Opinions are the writer’s own and not those of Blavity's.
“With liberty and justice for all.”
Pledging allegiance to the American flag, after catching two buses from the South Ward to the East Ward of Newark, New Jersey, each school day, I was full of youthful hope and believed in the promise and possibility of this country. After elementary school, I was exposed to entrepreneurship on a national scale when Charles M. Cawley, founder and CEO of MBNA America — then the largest credit card issuer by volume in America — awarded me a scholarship to attend middle and high school at Saint Benedict’s Preparatory School. In these places, I felt like I was living in a foreign world — one in which students had parents who were small business owners and entrepreneurs, who were driven to and from school each day, and were able to do things that were out of my reach, like vacation abroad or travel to Walt Disney World. And yet, I thrived.
At the close of my high school career at Saint Benedict’s, I learned about global tech entrepreneurship when I became an inaugural participant in the Bill and Melinda Gates Foundation Millennium Scholarship Program. The generosity and support inherent in the program opened new doors of opportunity for me as I went on to study at Princeton University.
Years later, with a career in business, law, policy and government, including work in the United States National Economic Council in the Obama White House, I would move West and immerse myself in all things Silicon Valley. While there, I worked in the field of impact investing and venture capital, contributing to efforts to make strategic investments in the tech industry a stronger force for societal good. While there, I saw and experienced firsthand the challenges facing Black tech entrepreneurs in the United States.
When I received the call to join the Tulsa community in its vital work to rebuild Black Wall Street around technology, entrepreneurship, business and capital as Managing Director of Build in Tulsa, I knew I wanted to be part of this monumental moment and movement. The call from history, the attraction of a powerful and resilient community, and the hope of a brighter and more prosperous future for Black America pulled me to plant roots here.

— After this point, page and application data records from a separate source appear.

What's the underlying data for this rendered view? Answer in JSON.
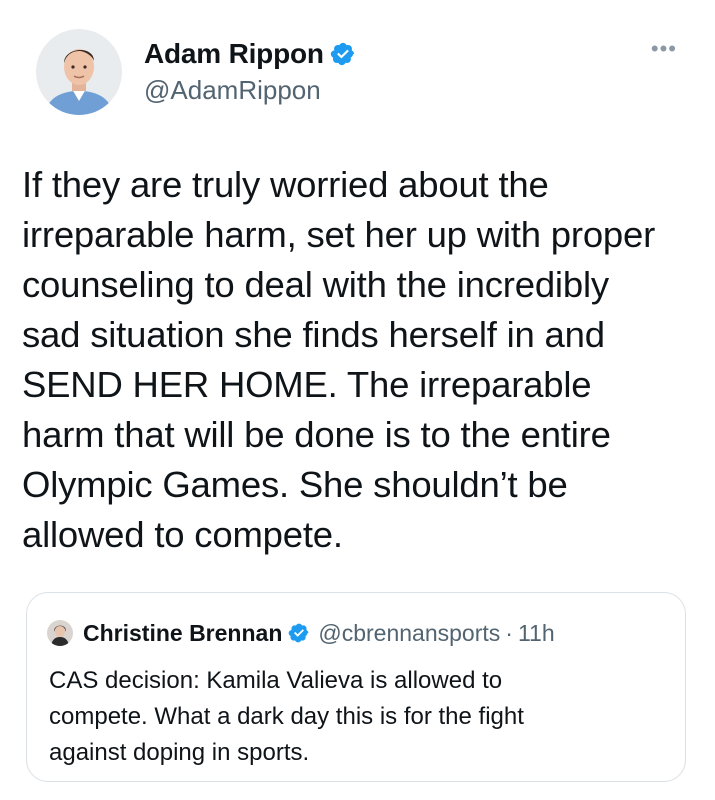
{
  "tweet": {
    "author": {
      "display_name": "Adam Rippon",
      "handle": "@AdamRippon",
      "avatar_icon": "profile-photo",
      "verified_icon": "verified-badge-icon"
    },
    "more_icon": "more-options-icon",
    "more_glyph": "•••",
    "text": "If they are truly worried about the\nirreparable harm, set her up with proper\ncounseling to deal with the incredibly\nsad situation she finds herself in and\nSEND HER HOME. The irreparable\nharm that will be done is to the entire\nOlympic Games. She shouldn’t be\nallowed to compete."
  },
  "quoted_tweet": {
    "author": {
      "display_name": "Christine Brennan",
      "handle": "@cbrennansports",
      "separator": "·",
      "time": "11h",
      "avatar_icon": "profile-photo",
      "verified_icon": "verified-badge-icon"
    },
    "text": "CAS decision: Kamila Valieva is allowed to\ncompete. What a dark day this is for the fight\nagainst doping in sports."
  },
  "colors": {
    "verified_blue": "#1d9bf0",
    "text_primary": "#0f1419",
    "text_secondary": "#536471",
    "border": "#dbe1e6"
  }
}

As much as I thought that I could bring to Tulsa, Tulsa has given me so much more, like: insights and inspiration from visionary entrepreneurs and movement builders like Tyrance Billingsley II and Trey Thaxton; guidance from community leaders like Councilwoman Vanessa Hall-Harper, Dr. Tiffany Crutcher, Rose Washington, Sherry Gamble Smith, Rev. Ray Owens, Greg Robinson and Brandon Oldham; and knowledge from historians like Hannibal Johnson. Through them, I’ve learned not just about the resilience, strength and promise of the North Tulsa community, but also about the community’s storied, yet often untold, history. I discovered entrepreneurs like Kansas native J.B. Stratford and Arkansas native O.W. Gurley, whose visionary leadership would make Tulsa’s Greenwood Business District, also known as Black Wall Street, the largest and most prosperous Black entrepreneurship and business center in the United States.
With the foundation of Tulsa’s powerful history, guidance from the community, and an understanding of America’s current challenges and opportunities, I am inspired by the task ahead which includes contributing to the building of America’s leading Black entrepreneur-centric ecosystem. This ecosystem includes a National Business Advisory Board, with sector leaders and influencers like John W. Rogers of Ariel Investments (great-grandson of J.B. Stratford) and Loida Nicolas Lewis, widow of Black billionaire private equity financier and entrepreneur, Reginald F. Lewis; a multi-stage accelerator pipeline, inspired by research from data journalist, entrepreneur and tech influencer Sherrell Dorsey; and strategic partnerships with institutions like Princeton University, including its innovation department, entrepreneurship council and alumni community.
We are building with a large-scale and long-term perspective to develop the very infrastructure for racial and economic justice through Black multi-generational wealth creation in the United States. We are building with insights from technology leaders like LinkedIn founder and partner at Greylock Partners, Reid Hoffman, who noted in his book, Blitzscaling, that in order to meet the UN’s sustainability goal of creating 600 million new jobs by 2030, we will not just need to build new companies, but entirely new sectors. We are building with motivation from institutions like Citigroup that calculated that closing gaps in funding for Black entrepreneurs in America will add $5 trillion to the U.S. gross domestic product in the next five years alone.
What does all of this mean? With the centennial of the Tulsa Race Massacre here, the country finds itself in the most opportune moment in history to support Black entrepreneurs and make good on its promise to truly be the land of opportunity, liberty and justice for all.
Ultimately, I chose Build in Tulsa because of who I am, what Tulsa and Black Wall Street represent, and — together — what we can all be. As the country turns its eyes and thoughts to Tulsa, I am calling on all Americans to not only remember the history of Black Wall Street, but also to build the future of Tulsa (and America) with us.
To learn more, visit BuildInTulsa.com. To connect, please feel free to email me directly at firstname.lastname@example.org.
Randolph F. Wiggins (“Randy”) serves as Venture Partner at Atento Capital and Managing Director of Build in Tulsa, the national and multi-sector effort to rebuild and revive Black Wall Street.